“Newmont’s experience, particularly in Africa, has been that FCPA has been an enormously valuable protective device for us…when you have a government person saying… ‘we’ll give you that license if you buy us a car or something’…it’s not about look ‘I’m a mean guy and I don’t have value our relationship, and therefore I’m not going to give it to you,’ you say ‘look, there’s a law out there that means I’m going to go to jail if I do that, I’m not going to go to jail for you or anybody else.’”[iii]
- The FCPA reduces the cost of doing business
The World Bank estimates that more than $1 trillion dollars in bribes are paid each year – roughly three percent of the world economy.[iv] Once a bribe is given, it sets a negative precedent in which bribes may be expected in order for business to continue.[v] Furthermore, when word spreads that a company gives bribes, others the company may desire to work with in the future may also expect a bribe.
- The FCPA compliance programs help companies detect potentially corrupt partners
Through robust compliance programs, companies are able to use the information gathered to identify potentially corrupt foreign partners. Such due diligence processes enable companies to determine what actions must be taken, for example, finding a new partner or redirecting resources to another project.
[i] Cortney C. Thomas, The Foreign Corrupt Practices Act: A Decade of Rapid Expansion Explained, Defended and Justified, 29 Rev. Litig. 439,441 (2010).
[ii]See Foreign Corrupt Practices Act: Hearing on 15 U.S.C. §78dd-1 and §78dd-2(f) Before the H. Subcommittee on Crime, Terrorism and Homeland Security, 112th Cong. 2 (1977) (statement of Greg Andres, Acting Deputy Assistant Attorney General Criminal Division).
[iii] Statement by Chris Andersen, Director Corporate & External Affairs Africa, Newmont Mining Panel Discussion: New and Emerging Financial Reporting Requirements and the EITI, Extractive Industries Transparency Initiative Global Conference, March 2,2011, Paris, France. Available at: http://soundcloud.com/eiti/paris2011-en-emerging-reporting-requirements at 20:03mins.

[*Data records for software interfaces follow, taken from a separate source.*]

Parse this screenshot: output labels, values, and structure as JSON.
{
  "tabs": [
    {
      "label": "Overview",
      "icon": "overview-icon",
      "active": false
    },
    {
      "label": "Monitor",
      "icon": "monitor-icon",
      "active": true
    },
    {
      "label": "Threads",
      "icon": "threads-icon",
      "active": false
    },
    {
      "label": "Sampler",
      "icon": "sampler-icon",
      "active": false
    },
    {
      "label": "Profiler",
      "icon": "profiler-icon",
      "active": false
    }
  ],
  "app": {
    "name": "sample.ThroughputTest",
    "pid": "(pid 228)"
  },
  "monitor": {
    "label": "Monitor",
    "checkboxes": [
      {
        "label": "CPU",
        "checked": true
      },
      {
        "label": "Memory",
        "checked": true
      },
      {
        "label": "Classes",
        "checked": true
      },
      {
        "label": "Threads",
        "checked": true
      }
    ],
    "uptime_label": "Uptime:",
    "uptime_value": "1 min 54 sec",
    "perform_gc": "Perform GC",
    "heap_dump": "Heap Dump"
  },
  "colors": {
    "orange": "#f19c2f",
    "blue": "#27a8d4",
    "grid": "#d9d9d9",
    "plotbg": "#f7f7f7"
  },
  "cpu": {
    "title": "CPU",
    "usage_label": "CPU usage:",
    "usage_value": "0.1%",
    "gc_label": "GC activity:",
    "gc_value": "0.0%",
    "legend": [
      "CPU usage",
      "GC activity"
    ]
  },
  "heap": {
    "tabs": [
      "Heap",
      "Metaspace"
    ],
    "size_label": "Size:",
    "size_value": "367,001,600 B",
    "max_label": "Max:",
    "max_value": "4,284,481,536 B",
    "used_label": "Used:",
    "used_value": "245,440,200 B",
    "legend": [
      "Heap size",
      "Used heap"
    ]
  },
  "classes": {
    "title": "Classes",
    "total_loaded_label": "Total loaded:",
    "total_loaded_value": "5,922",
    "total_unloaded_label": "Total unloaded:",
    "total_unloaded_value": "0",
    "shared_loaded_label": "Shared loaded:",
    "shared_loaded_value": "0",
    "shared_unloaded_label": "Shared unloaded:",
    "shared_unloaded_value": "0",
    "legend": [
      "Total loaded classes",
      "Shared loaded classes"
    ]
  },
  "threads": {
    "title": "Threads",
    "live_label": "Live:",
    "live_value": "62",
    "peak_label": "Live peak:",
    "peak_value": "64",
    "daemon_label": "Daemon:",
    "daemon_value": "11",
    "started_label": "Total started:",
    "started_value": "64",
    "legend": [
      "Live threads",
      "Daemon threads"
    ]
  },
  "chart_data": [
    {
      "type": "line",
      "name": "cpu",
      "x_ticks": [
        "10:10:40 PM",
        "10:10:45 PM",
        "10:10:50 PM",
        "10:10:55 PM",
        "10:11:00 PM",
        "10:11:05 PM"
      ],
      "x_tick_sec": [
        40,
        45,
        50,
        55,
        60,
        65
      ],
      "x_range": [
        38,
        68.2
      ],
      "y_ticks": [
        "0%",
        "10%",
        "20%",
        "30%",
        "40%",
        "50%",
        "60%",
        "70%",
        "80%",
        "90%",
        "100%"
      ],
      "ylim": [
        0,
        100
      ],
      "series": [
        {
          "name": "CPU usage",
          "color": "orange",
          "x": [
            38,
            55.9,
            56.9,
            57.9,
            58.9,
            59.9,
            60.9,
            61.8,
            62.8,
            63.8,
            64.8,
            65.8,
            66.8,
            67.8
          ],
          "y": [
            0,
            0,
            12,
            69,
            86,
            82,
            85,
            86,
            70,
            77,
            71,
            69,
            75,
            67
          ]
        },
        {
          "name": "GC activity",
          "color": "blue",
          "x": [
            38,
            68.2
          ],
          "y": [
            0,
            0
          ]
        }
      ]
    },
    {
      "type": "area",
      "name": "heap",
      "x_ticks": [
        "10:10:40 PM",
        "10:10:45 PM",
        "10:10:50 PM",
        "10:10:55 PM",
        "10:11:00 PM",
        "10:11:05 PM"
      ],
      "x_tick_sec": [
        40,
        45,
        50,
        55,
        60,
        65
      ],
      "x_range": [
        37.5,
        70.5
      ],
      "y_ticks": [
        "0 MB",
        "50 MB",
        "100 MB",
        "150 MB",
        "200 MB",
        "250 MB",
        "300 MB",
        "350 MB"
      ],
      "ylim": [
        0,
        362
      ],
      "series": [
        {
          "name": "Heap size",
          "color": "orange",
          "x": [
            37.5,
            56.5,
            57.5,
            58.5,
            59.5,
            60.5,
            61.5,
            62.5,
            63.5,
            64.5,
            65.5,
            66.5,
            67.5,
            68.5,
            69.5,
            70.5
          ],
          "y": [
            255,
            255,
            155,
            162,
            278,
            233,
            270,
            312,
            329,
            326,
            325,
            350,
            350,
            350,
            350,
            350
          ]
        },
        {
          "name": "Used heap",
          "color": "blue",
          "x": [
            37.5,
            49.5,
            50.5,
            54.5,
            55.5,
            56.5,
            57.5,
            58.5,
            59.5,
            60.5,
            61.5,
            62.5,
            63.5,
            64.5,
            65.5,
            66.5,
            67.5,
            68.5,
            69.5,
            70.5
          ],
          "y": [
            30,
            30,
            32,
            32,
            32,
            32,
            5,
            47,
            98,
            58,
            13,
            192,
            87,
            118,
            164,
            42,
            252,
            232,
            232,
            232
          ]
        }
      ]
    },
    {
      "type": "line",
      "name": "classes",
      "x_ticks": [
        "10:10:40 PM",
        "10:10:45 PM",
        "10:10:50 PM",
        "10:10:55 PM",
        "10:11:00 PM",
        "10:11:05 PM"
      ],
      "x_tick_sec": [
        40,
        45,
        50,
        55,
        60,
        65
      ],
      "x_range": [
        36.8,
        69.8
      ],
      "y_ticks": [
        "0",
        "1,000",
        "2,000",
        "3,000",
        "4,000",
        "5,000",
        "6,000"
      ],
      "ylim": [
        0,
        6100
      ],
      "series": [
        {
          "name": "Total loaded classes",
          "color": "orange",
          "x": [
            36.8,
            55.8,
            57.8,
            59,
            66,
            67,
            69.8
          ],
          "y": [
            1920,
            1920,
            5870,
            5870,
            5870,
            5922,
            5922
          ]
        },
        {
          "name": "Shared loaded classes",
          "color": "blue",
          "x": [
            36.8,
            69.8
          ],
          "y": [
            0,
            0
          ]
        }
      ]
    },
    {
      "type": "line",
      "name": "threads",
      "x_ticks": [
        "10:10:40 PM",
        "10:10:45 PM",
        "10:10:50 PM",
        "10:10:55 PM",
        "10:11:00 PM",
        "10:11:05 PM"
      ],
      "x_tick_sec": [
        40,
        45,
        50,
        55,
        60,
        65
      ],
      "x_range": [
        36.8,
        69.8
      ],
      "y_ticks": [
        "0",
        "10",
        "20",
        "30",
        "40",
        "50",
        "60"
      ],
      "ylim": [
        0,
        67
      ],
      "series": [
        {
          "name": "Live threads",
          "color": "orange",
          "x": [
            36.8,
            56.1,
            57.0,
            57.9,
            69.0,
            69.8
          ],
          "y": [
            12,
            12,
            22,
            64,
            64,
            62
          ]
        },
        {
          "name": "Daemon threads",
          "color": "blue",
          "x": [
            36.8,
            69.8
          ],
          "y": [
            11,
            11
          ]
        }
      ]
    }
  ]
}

[iv] The World Bank, The Cost of Corruption(April 8,2004), http://web.worldbank.org/WBSITE/EXTERNAL/NEWS/0,,contentMDK:20190187~menuPK:34457~pagePK:34370~piPK:34424~theSitePK:4607,00.html. [Last Accessed June 30, 2011]; Andres Testimony, supra note 2, at 2.
[v] See Thomas, supra note 1, at 441-442.